This afternoon, Patrick and I continued on from the village of Zumbahua, to the main attraction of the Quilotoa Loop area: Laguna Quilotoa. When we got to the lagoon, we admired the view from the top, and then we decided to complete the walk down into the valley (i.e. the ancient volcano crater) where the lagoon lies, and back up. It doesn't look like that big a walk — but it actually turned out to be quite a hike: took about ½ an hour to walk down, and another hour to return to the top. Beautiful place, with serenity abounding.
When we reached Zumbahua at lunchtime, we learned that there were no more buses from Zumbahua to the lagoon today: they only run earlier, in the morning. Hence, our only option for travelling the 14km to the lagoon (apart from walking, which would have taken at least 3 hours — more time than we could afford to spend) was to accept a ride in the back of a pickup truck, from one of the locals. A plethora of villagers offered to take us there — they've made quite a little business out of it — and we managed to agree on $4 for the both of us, from one of these guys. Was great fun, sitting in the back of the truck, enjoying the scenery and the breeze along the way.
Patrick in the back of the truck.
We weren't sure if there'd be anything when we reached the lagoon (apart from the lagoon itself, of course): but as it turns out, the area by the lagoon has started to be developed a bit, and there are some hotels and restaurants right next to it. However, they don't look too appealing: very tacky and touristy. There were also plenty of tourists already at the lagoon, when we got there (a lot more than we saw in Zumbahua) — most of them were there on a day tour, and had a tourist bus to take them there and back. The lagoon itself looks stunning, from the top of the crater.
Laguna Quilotoa, as seen from the top of the crater.

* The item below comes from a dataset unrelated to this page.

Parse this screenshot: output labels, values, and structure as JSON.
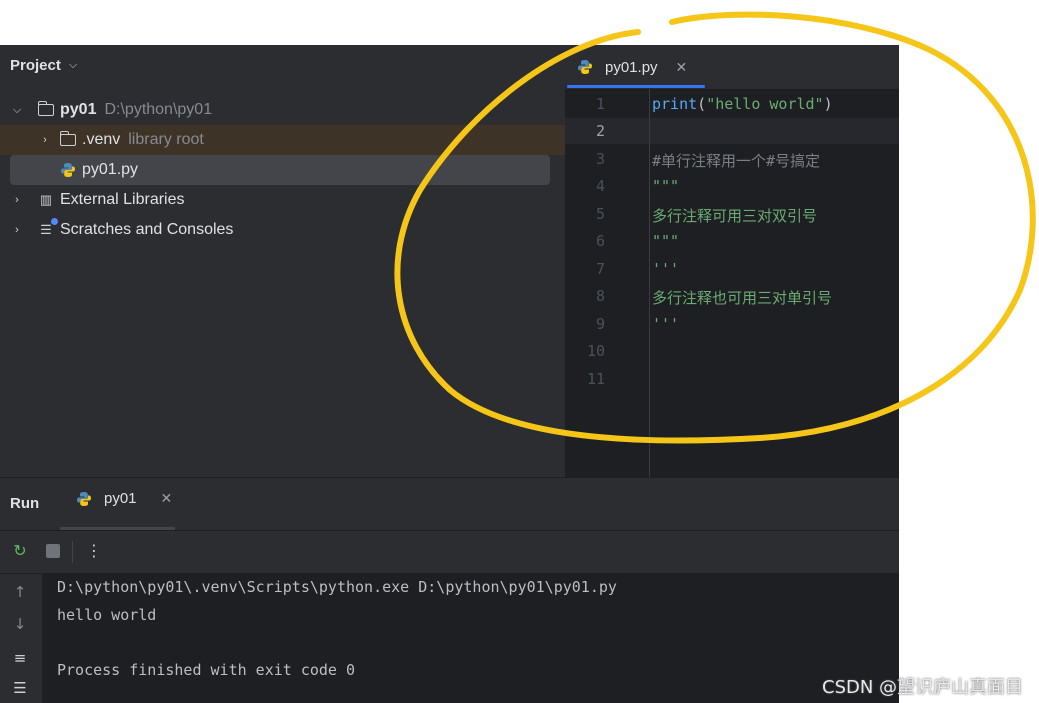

After enjoying the panoramic view from the top, we decided to begin the descent into the crater, to the shores of the lagoon. It was quite easy walking down — naturally, it was downhill all the way — and we had plenty of company, in the way of fellow tourists. We also saw some crazy guys about ⅔ of the way down, some of whom were riding down the steep and rocky path on mountain bikes, and some others of whom were filming their mates with chunky cameras. They said that they were making a film, which they'll be taking to a sport and adventure film festival in a few weeks' time. Looked like they were having fun: I wish them the best of luck for the festival.
Hardcore biker going down the path to the lagoon.
It was quite beautiful at the bottom, and nice and serene as well. There were a few people going out on the water in kayaks and rafts; but it's so cold and protected up there, that they were hardly disturbing the still waters at all. There were also a horde of locals at the bottom, tending to a collection of donkeys, which they were offering to all the lazy tourists who didn't want to climb back out of the crater. As usual, I had no problem saying no to them.
The lagoon, by its shores.
Sadly, we got rained on a fair bit while we were down at the bottom, as it suddenly decided to drizzle for a few minutes. The rain prompted us to make our way, slowly and tediously, back up to the top. It was a hard walk — made more so by the patches of deep, soft sand in many parts of the track — but we managed it without too much hassle.
Once back up and out of the crater, we attended to the task of finding another ride, this time from the lagoon over to Chugchilán. And once again, we had no choice but to pay a local to take us in the back of his pickup truck. This time, the locals tried to rip us off big-time — I guess they can get away with it, since they're taking you out of the lagoon, which is a big tourist attraction — they started by offering us a lift for $30. Managed to bargain this down to $16, but it was still a high price. Anyway, it was another quick and fun ride, and we got to Chugchilán in time to find some accommodation, and to settle in for the night.